The Associated Press said Wednesday that it has entered into a partnership with WhoSay Inc., a company that helps celebrities manage interactions with fans through social networks and traditional media outlets.
The AP will give celebrities who are members of WhoSay the option to provide exclusive, personal photos and videos to the AP for licensing to major media companies worldwide. ...At the least, it sounds like it's cheapening itself. Basically, WhoSay looks like an elitist version of Twitter. Which makes it look very much like AP is doing celebrity butt-kissing. Great. AP's entertainment feed will look like TMZ soon.
The company puts celebrities in greater control of —and offers the opportunity to profit from— their photographic lives. It also allows them to spread their social media posts easily across sites like Twitter and Facebook. As an example, (Sofia ) Vergara posted a picture of a family lunch in Miami last month. The photo has a copyright symbol, indicating she owns it and can make money from it if, say, a magazine wants to publish it.
And, shock me that Dean Singleton, as ongoing chairman of the board (who should have been canned when MediaNews filed Chapter 11) would think this is a wonderful idea. Hell, look at AP's whole board of directors.

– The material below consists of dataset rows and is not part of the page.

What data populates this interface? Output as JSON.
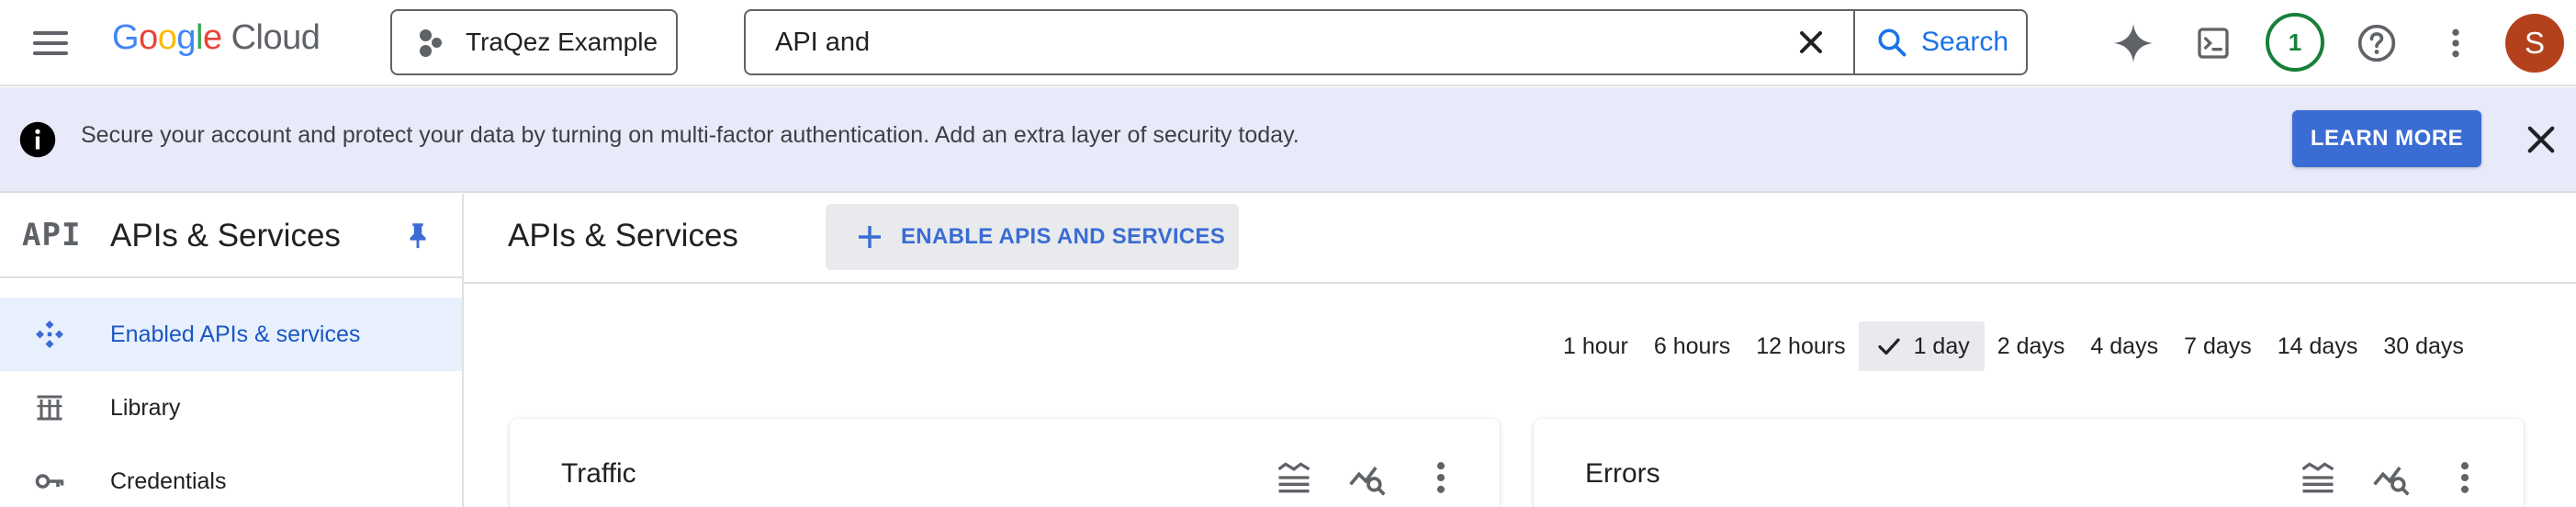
{
  "topbar": {
    "logo": {
      "letters": [
        "G",
        "o",
        "o",
        "g",
        "l",
        "e"
      ],
      "product": "Cloud"
    },
    "project": {
      "name": "TraQez Example"
    },
    "search": {
      "value": "API and",
      "button_label": "Search"
    },
    "notification_count": "1",
    "avatar_initial": "S",
    "icons": [
      "menu-icon",
      "gemini-sparkle-icon",
      "cloud-shell-icon",
      "help-icon",
      "more-vert-icon"
    ]
  },
  "banner": {
    "message": "Secure your account and protect your data by turning on multi-factor authentication. Add an extra layer of security today.",
    "learn_more": "LEARN MORE",
    "bg_color": "#e8eaf9",
    "button_color": "#3b6cd4"
  },
  "sidebar": {
    "logo_text": "API",
    "title": "APIs & Services",
    "items": [
      {
        "label": "Enabled APIs & services",
        "icon": "apis-icon",
        "active": true
      },
      {
        "label": "Library",
        "icon": "library-icon",
        "active": false
      },
      {
        "label": "Credentials",
        "icon": "key-icon",
        "active": false
      }
    ]
  },
  "main": {
    "title": "APIs & Services",
    "enable_button": "ENABLE APIS AND SERVICES",
    "time_ranges": [
      "1 hour",
      "6 hours",
      "12 hours",
      "1 day",
      "2 days",
      "4 days",
      "7 days",
      "14 days",
      "30 days"
    ],
    "selected_range": "1 day",
    "cards": [
      {
        "title": "Traffic"
      },
      {
        "title": "Errors"
      }
    ]
  }
}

Singleton/MediaNews? Chapter 11. Mary Junck/Lee Enterprises? Chapter 11. Donna J. Barrett/CNHI? Should be in Chapter 11, but, being owned by the Alabama state pension system, probably can't be. Craig A. Dubow/Gannett? Should be. Still doing mandatory furloughs, isn't it? Michael Golden/New York Times? The company that has a fake paywall and lies about it. Paul C. Tash/St. Petersburg Times? Lives on its Poynter reputation. Katharine Weymouth/Washington Post? Would be in Chapter 11 if not for Kaplan. Gary Pruitt/McClatchy? Wouldn't surprise me if it winds up there.

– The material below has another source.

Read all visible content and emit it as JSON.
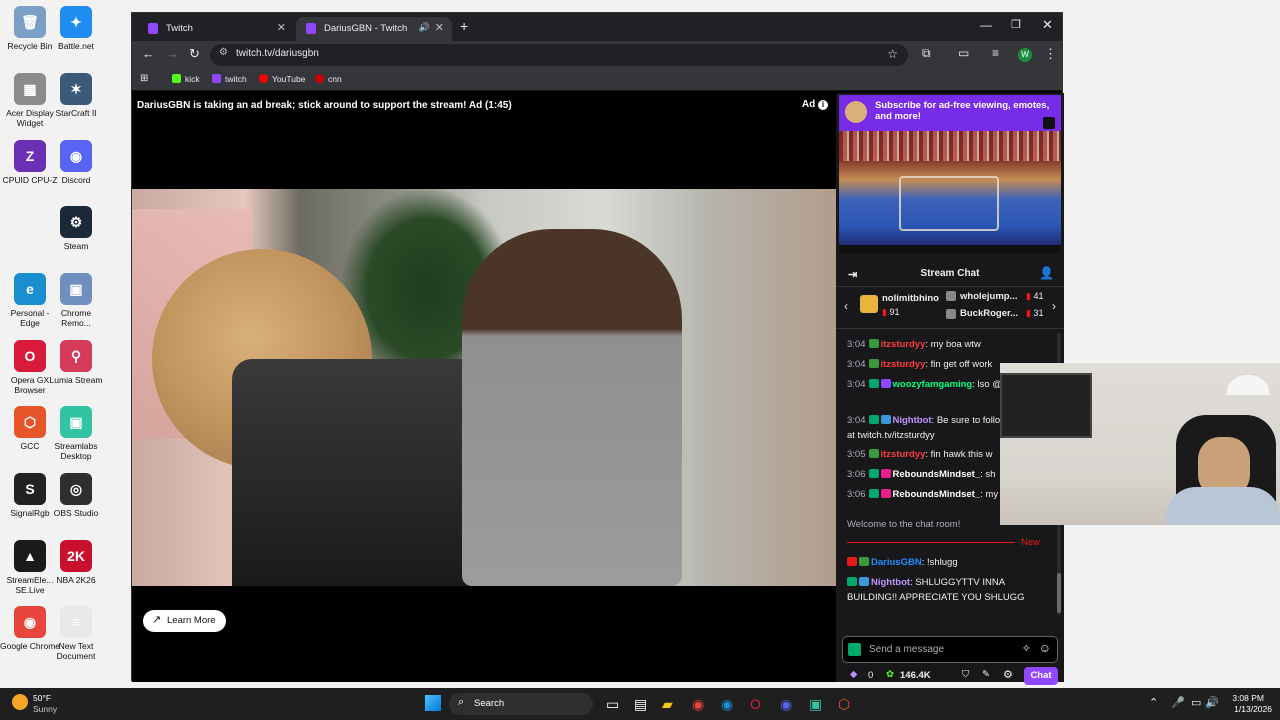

As Michael Hirschorn at The Atlantic notes, it's precisely strategies like this that have made the general public undervalue daily newspapers for years if not decades. Add in the AP board originally selling its content to online aggregators for pennies, and the circle is complete.
AP? As an organization? Ideally, it would up its rates to Google, et al. But, with the degree that both Reuters and Agence-France Presse have expanded in the US in the past decade, that's probably not that realistic.
And, member papers should play Reuters off AP to negotiate prices down, if needed. Bigger chains should have kept more of their DC bureaus open and tried to bargain down AP at the same time.